* Exercise requirements:
In your copy, include no images and return each entry exactly as written.

(Task input)

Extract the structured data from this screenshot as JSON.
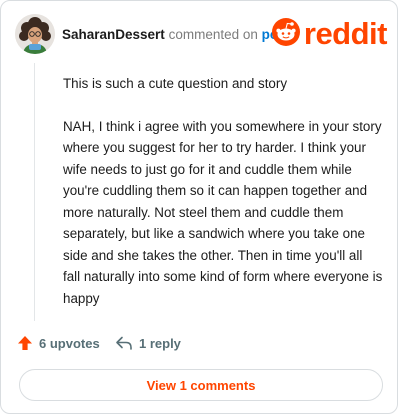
{
  "comment": {
    "username": "SaharanDessert",
    "action_text": "commented on",
    "target_link": "post",
    "paragraphs": [
      "This is such a cute question and story",
      "NAH, I think i agree with you somewhere in your story where you suggest for her to try harder. I think your wife needs to just go for it and cuddle them while you're cuddling them so it can happen together and more naturally. Not steel them and cuddle them separately, but like a sandwich where you take one side and she takes the other. Then in time you'll all fall naturally into some kind of form where everyone is happy"
    ],
    "upvotes_label": "6 upvotes",
    "replies_label": "1 reply"
  },
  "brand": {
    "wordmark": "reddit",
    "color": "#ff4500"
  },
  "footer": {
    "view_comments_label": "View 1 comments"
  },
  "icons": [
    "avatar",
    "reddit-logo-icon",
    "upvote-arrow-icon",
    "reply-icon"
  ]
}
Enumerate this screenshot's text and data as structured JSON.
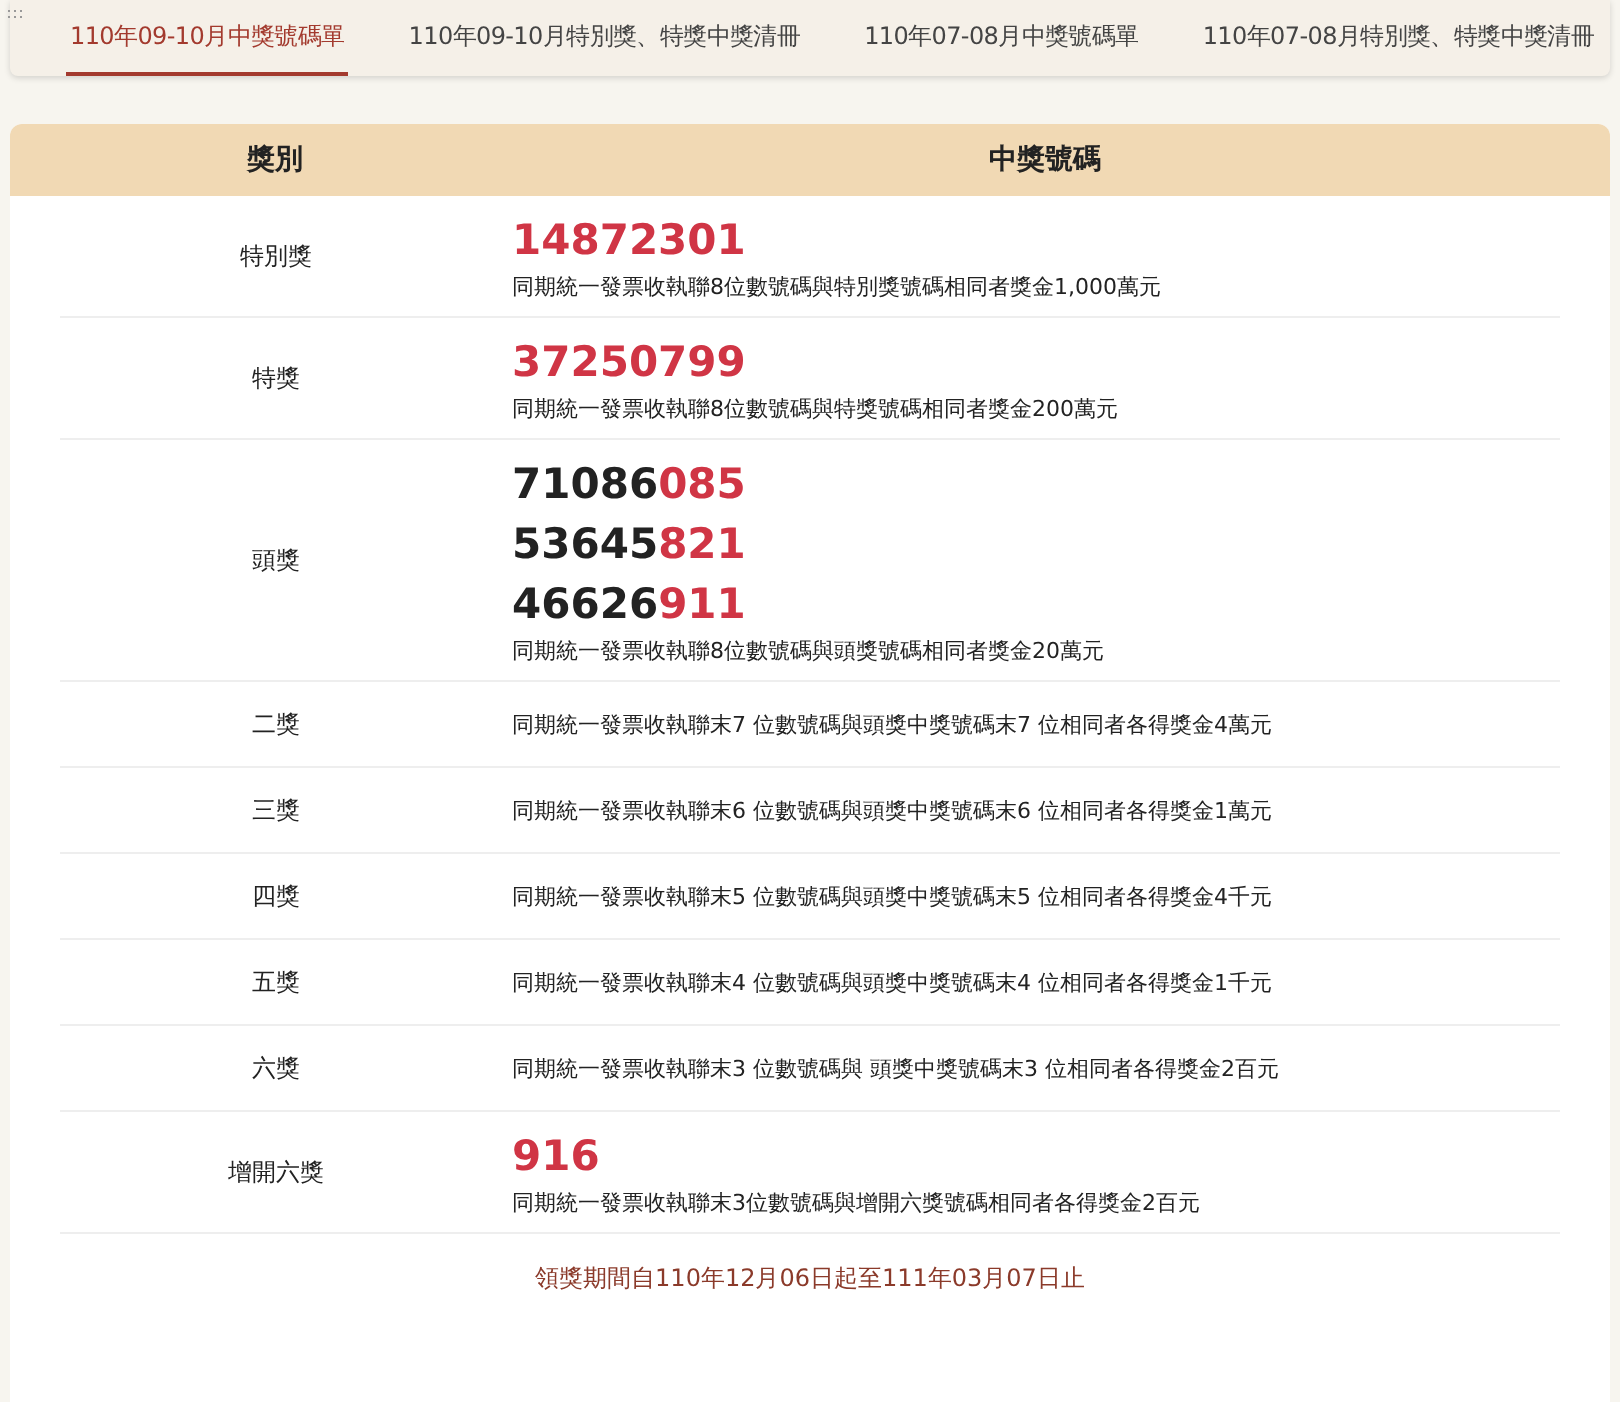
{
  "tabs": [
    {
      "label": "110年09-10月中獎號碼單",
      "selected": true
    },
    {
      "label": "110年09-10月特別獎、特獎中獎清冊",
      "selected": false
    },
    {
      "label": "110年07-08月中獎號碼單",
      "selected": false
    },
    {
      "label": "110年07-08月特別獎、特獎中獎清冊",
      "selected": false
    }
  ],
  "table": {
    "columns": [
      "獎別",
      "中獎號碼"
    ],
    "rows": [
      {
        "prize": "特別獎",
        "numbers": [
          {
            "tail": "14872301"
          }
        ],
        "description": "同期統一發票收執聯8位數號碼與特別獎號碼相同者獎金1,000萬元"
      },
      {
        "prize": "特獎",
        "numbers": [
          {
            "tail": "37250799"
          }
        ],
        "description": "同期統一發票收執聯8位數號碼與特獎號碼相同者獎金200萬元"
      },
      {
        "prize": "頭獎",
        "numbers": [
          {
            "lead": "71086",
            "tail": "085"
          },
          {
            "lead": "53645",
            "tail": "821"
          },
          {
            "lead": "46626",
            "tail": "911"
          }
        ],
        "description": "同期統一發票收執聯8位數號碼與頭獎號碼相同者獎金20萬元"
      },
      {
        "prize": "二獎",
        "description": "同期統一發票收執聯末7 位數號碼與頭獎中獎號碼末7 位相同者各得獎金4萬元"
      },
      {
        "prize": "三獎",
        "description": "同期統一發票收執聯末6 位數號碼與頭獎中獎號碼末6 位相同者各得獎金1萬元"
      },
      {
        "prize": "四獎",
        "description": "同期統一發票收執聯末5 位數號碼與頭獎中獎號碼末5 位相同者各得獎金4千元"
      },
      {
        "prize": "五獎",
        "description": "同期統一發票收執聯末4 位數號碼與頭獎中獎號碼末4 位相同者各得獎金1千元"
      },
      {
        "prize": "六獎",
        "description": "同期統一發票收執聯末3 位數號碼與 頭獎中獎號碼末3 位相同者各得獎金2百元"
      },
      {
        "prize": "增開六獎",
        "numbers": [
          {
            "tail": "916"
          }
        ],
        "description": "同期統一發票收執聯末3位數號碼與增開六獎號碼相同者各得獎金2百元"
      }
    ],
    "footer": "領獎期間自110年12月06日起至111年03月07日止"
  }
}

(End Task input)

* Result of the exercise:
Extract the structured data from this screenshot as JSON.
{
  "comment": {
    "username": "SaharanDessert",
    "action_text": "commented on",
    "target_link": "post",
    "paragraphs": [
      "This is such a cute question and story",
      "NAH, I think i agree with you somewhere in your story where you suggest for her to try harder. I think your wife needs to just go for it and cuddle them while you're cuddling them so it can happen together and more naturally. Not steel them and cuddle them separately, but like a sandwich where you take one side and she takes the other. Then in time you'll all fall naturally into some kind of form where everyone is happy"
    ],
    "upvotes_label": "6 upvotes",
    "replies_label": "1 reply"
  },
  "brand": {
    "wordmark": "reddit",
    "color": "#ff4500"
  },
  "footer": {
    "view_comments_label": "View 1 comments"
  },
  "icons": [
    "avatar",
    "reddit-logo-icon",
    "upvote-arrow-icon",
    "reply-icon"
  ]
}
Enumerate this screenshot's text and data as structured JSON.
{
  "tabs": [
    {
      "label": "110年09-10月中獎號碼單",
      "selected": true
    },
    {
      "label": "110年09-10月特別獎、特獎中獎清冊",
      "selected": false
    },
    {
      "label": "110年07-08月中獎號碼單",
      "selected": false
    },
    {
      "label": "110年07-08月特別獎、特獎中獎清冊",
      "selected": false
    }
  ],
  "table": {
    "columns": [
      "獎別",
      "中獎號碼"
    ],
    "rows": [
      {
        "prize": "特別獎",
        "numbers": [
          {
            "tail": "14872301"
          }
        ],
        "description": "同期統一發票收執聯8位數號碼與特別獎號碼相同者獎金1,000萬元"
      },
      {
        "prize": "特獎",
        "numbers": [
          {
            "tail": "37250799"
          }
        ],
        "description": "同期統一發票收執聯8位數號碼與特獎號碼相同者獎金200萬元"
      },
      {
        "prize": "頭獎",
        "numbers": [
          {
            "lead": "71086",
            "tail": "085"
          },
          {
            "lead": "53645",
            "tail": "821"
          },
          {
            "lead": "46626",
            "tail": "911"
          }
        ],
        "description": "同期統一發票收執聯8位數號碼與頭獎號碼相同者獎金20萬元"
      },
      {
        "prize": "二獎",
        "description": "同期統一發票收執聯末7 位數號碼與頭獎中獎號碼末7 位相同者各得獎金4萬元"
      },
      {
        "prize": "三獎",
        "description": "同期統一發票收執聯末6 位數號碼與頭獎中獎號碼末6 位相同者各得獎金1萬元"
      },
      {
        "prize": "四獎",
        "description": "同期統一發票收執聯末5 位數號碼與頭獎中獎號碼末5 位相同者各得獎金4千元"
      },
      {
        "prize": "五獎",
        "description": "同期統一發票收執聯末4 位數號碼與頭獎中獎號碼末4 位相同者各得獎金1千元"
      },
      {
        "prize": "六獎",
        "description": "同期統一發票收執聯末3 位數號碼與 頭獎中獎號碼末3 位相同者各得獎金2百元"
      },
      {
        "prize": "增開六獎",
        "numbers": [
          {
            "tail": "916"
          }
        ],
        "description": "同期統一發票收執聯末3位數號碼與增開六獎號碼相同者各得獎金2百元"
      }
    ],
    "footer": "領獎期間自110年12月06日起至111年03月07日止"
  }
}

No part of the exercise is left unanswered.